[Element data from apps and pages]
-------
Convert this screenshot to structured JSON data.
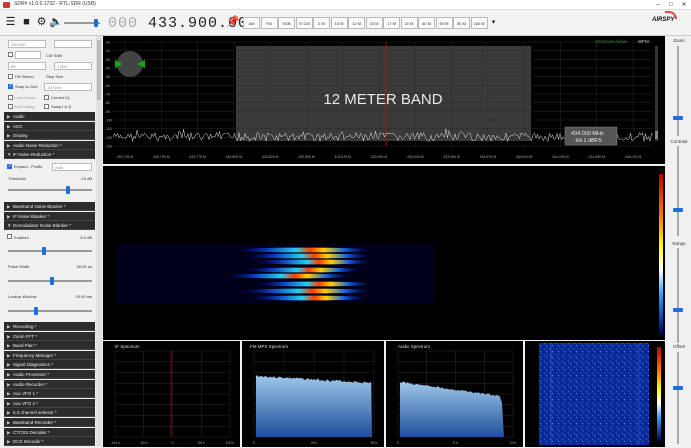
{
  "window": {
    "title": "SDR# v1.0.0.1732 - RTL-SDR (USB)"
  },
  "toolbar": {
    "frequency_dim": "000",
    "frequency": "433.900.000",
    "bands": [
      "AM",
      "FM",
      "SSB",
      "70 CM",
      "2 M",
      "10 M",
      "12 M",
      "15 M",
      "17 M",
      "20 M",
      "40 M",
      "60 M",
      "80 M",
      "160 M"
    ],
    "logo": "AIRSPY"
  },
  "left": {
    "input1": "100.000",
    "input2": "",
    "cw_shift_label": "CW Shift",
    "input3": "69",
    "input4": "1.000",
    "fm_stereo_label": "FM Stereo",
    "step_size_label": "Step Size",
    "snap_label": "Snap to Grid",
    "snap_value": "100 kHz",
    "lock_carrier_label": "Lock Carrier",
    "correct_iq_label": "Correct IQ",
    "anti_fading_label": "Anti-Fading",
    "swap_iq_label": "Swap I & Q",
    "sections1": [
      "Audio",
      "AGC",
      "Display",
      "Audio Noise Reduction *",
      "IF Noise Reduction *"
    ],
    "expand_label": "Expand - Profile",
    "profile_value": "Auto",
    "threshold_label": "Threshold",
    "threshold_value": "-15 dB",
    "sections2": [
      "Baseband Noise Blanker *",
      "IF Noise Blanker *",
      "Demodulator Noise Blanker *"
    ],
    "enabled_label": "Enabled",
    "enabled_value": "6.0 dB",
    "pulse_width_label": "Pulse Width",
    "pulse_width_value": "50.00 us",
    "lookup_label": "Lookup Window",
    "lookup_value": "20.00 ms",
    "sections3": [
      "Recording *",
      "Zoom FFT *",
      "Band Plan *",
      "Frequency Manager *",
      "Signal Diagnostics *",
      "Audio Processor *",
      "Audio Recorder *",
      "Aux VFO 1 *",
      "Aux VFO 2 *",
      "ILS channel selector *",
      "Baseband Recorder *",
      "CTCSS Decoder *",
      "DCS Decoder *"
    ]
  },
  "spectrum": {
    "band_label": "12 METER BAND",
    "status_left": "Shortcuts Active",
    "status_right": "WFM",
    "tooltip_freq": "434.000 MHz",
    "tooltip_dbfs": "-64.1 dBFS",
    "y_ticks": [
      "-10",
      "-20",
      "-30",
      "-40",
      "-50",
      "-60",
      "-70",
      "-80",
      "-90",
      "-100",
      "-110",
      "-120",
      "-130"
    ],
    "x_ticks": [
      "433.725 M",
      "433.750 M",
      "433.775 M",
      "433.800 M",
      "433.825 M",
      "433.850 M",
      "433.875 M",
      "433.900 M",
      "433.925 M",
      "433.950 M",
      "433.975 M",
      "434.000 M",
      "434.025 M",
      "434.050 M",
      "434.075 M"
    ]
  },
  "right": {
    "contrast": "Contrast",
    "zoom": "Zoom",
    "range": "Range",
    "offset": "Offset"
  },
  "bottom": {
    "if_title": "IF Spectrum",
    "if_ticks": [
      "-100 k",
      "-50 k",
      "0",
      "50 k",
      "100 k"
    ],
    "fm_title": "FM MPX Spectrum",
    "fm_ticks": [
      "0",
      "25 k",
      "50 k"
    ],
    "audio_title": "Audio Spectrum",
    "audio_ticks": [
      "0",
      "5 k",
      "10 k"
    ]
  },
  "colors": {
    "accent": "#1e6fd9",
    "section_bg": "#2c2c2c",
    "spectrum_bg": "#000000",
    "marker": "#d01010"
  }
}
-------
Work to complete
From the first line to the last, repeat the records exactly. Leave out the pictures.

Output below
Convert this screenshot to structured JSON data.
{
  "window": {
    "title": "SDR# v1.0.0.1732 - RTL-SDR (USB)"
  },
  "toolbar": {
    "frequency_dim": "000",
    "frequency": "433.900.000",
    "bands": [
      "AM",
      "FM",
      "SSB",
      "70 CM",
      "2 M",
      "10 M",
      "12 M",
      "15 M",
      "17 M",
      "20 M",
      "40 M",
      "60 M",
      "80 M",
      "160 M"
    ],
    "logo": "AIRSPY"
  },
  "left": {
    "input1": "100.000",
    "input2": "",
    "cw_shift_label": "CW Shift",
    "input3": "69",
    "input4": "1.000",
    "fm_stereo_label": "FM Stereo",
    "step_size_label": "Step Size",
    "snap_label": "Snap to Grid",
    "snap_value": "100 kHz",
    "lock_carrier_label": "Lock Carrier",
    "correct_iq_label": "Correct IQ",
    "anti_fading_label": "Anti-Fading",
    "swap_iq_label": "Swap I & Q",
    "sections1": [
      "Audio",
      "AGC",
      "Display",
      "Audio Noise Reduction *",
      "IF Noise Reduction *"
    ],
    "expand_label": "Expand - Profile",
    "profile_value": "Auto",
    "threshold_label": "Threshold",
    "threshold_value": "-15 dB",
    "sections2": [
      "Baseband Noise Blanker *",
      "IF Noise Blanker *",
      "Demodulator Noise Blanker *"
    ],
    "enabled_label": "Enabled",
    "enabled_value": "6.0 dB",
    "pulse_width_label": "Pulse Width",
    "pulse_width_value": "50.00 us",
    "lookup_label": "Lookup Window",
    "lookup_value": "20.00 ms",
    "sections3": [
      "Recording *",
      "Zoom FFT *",
      "Band Plan *",
      "Frequency Manager *",
      "Signal Diagnostics *",
      "Audio Processor *",
      "Audio Recorder *",
      "Aux VFO 1 *",
      "Aux VFO 2 *",
      "ILS channel selector *",
      "Baseband Recorder *",
      "CTCSS Decoder *",
      "DCS Decoder *"
    ]
  },
  "spectrum": {
    "band_label": "12 METER BAND",
    "status_left": "Shortcuts Active",
    "status_right": "WFM",
    "tooltip_freq": "434.000 MHz",
    "tooltip_dbfs": "-64.1 dBFS",
    "y_ticks": [
      "-10",
      "-20",
      "-30",
      "-40",
      "-50",
      "-60",
      "-70",
      "-80",
      "-90",
      "-100",
      "-110",
      "-120",
      "-130"
    ],
    "x_ticks": [
      "433.725 M",
      "433.750 M",
      "433.775 M",
      "433.800 M",
      "433.825 M",
      "433.850 M",
      "433.875 M",
      "433.900 M",
      "433.925 M",
      "433.950 M",
      "433.975 M",
      "434.000 M",
      "434.025 M",
      "434.050 M",
      "434.075 M"
    ]
  },
  "right": {
    "contrast": "Contrast",
    "zoom": "Zoom",
    "range": "Range",
    "offset": "Offset"
  },
  "bottom": {
    "if_title": "IF Spectrum",
    "if_ticks": [
      "-100 k",
      "-50 k",
      "0",
      "50 k",
      "100 k"
    ],
    "fm_title": "FM MPX Spectrum",
    "fm_ticks": [
      "0",
      "25 k",
      "50 k"
    ],
    "audio_title": "Audio Spectrum",
    "audio_ticks": [
      "0",
      "5 k",
      "10 k"
    ]
  },
  "colors": {
    "accent": "#1e6fd9",
    "section_bg": "#2c2c2c",
    "spectrum_bg": "#000000",
    "marker": "#d01010"
  }
}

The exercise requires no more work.